Hadi Matar, the 24-year-old man from New Jersey who was charged with Rushdie’s stabbing, had reportedly been in direct contact on social media with members of Iran’s Revolutionary Guard, anonymous intelligence sources told Vice News, though there’s no evidence any officials in Iran were involved in his alleged attack on Rushdie.
Matar’s father, who lives in southern Lebanon, has reportedly locked himself inside his home and is refusing to speak to anyone about the charges against his son or the stabbing, Yaroun town mayor Ali Tehfe told Reuters.
The Revolutionary Guard is a military branch meant to protect the country’s Islamic republic political system. It was founded after the Iranian Revolution and is one of the most powerful and influential institutions in Iranian society. In 2019, former President Trump classified the group as a foreign terrorist organization.
Rushdie was stabbed Friday during a talk about exiled writers in the U.S. in Chautauqua, N.Y. The author is one of the most controversial figures in the literary world after his 1988 book, The Satanic Verses, prompted Iranian officials to call for his death. The novel, which is in part inspired by the life of the Islamic prophet Muhammad, was called blasphemous by religious leaders, and Rushdie spent years in hiding.
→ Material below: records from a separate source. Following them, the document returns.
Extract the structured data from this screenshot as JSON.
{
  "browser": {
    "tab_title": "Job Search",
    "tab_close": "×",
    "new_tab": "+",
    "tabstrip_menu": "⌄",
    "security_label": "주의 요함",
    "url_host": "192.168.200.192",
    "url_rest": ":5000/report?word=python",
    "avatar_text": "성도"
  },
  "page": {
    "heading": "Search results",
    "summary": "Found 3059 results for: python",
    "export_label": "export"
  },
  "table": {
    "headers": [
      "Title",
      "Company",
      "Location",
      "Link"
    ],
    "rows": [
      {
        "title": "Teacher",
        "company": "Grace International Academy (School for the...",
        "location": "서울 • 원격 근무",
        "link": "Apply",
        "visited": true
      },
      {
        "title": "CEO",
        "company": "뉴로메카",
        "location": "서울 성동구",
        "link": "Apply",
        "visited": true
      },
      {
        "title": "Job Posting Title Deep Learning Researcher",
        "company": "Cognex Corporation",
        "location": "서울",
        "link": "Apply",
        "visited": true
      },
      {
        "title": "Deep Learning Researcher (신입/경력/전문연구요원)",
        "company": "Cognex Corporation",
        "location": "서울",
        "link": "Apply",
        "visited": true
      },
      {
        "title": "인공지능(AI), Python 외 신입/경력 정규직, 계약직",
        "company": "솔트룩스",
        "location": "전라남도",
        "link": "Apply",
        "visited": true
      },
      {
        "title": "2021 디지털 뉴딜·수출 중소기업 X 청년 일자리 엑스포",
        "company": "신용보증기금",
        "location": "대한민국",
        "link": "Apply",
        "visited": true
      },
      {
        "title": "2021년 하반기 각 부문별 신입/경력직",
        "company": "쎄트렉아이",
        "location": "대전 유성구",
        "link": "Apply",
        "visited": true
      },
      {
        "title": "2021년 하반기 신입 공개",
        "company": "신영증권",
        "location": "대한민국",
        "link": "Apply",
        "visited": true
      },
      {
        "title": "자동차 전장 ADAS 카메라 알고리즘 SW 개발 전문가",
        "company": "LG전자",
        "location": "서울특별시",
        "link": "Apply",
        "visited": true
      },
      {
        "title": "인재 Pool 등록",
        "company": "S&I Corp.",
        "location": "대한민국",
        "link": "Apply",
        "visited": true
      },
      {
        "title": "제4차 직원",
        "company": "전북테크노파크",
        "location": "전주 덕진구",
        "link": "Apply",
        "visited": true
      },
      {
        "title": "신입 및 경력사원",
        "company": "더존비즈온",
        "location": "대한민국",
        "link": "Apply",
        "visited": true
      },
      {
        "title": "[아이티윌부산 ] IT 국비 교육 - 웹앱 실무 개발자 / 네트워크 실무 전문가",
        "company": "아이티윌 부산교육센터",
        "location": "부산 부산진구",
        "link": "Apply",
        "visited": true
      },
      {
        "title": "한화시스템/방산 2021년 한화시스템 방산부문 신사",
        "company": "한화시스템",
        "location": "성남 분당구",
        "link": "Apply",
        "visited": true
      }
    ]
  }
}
With Rushdie’s stabbing, at least five people involved in publishing international editions of The Satanic Verses have been violently attacked, including two translators.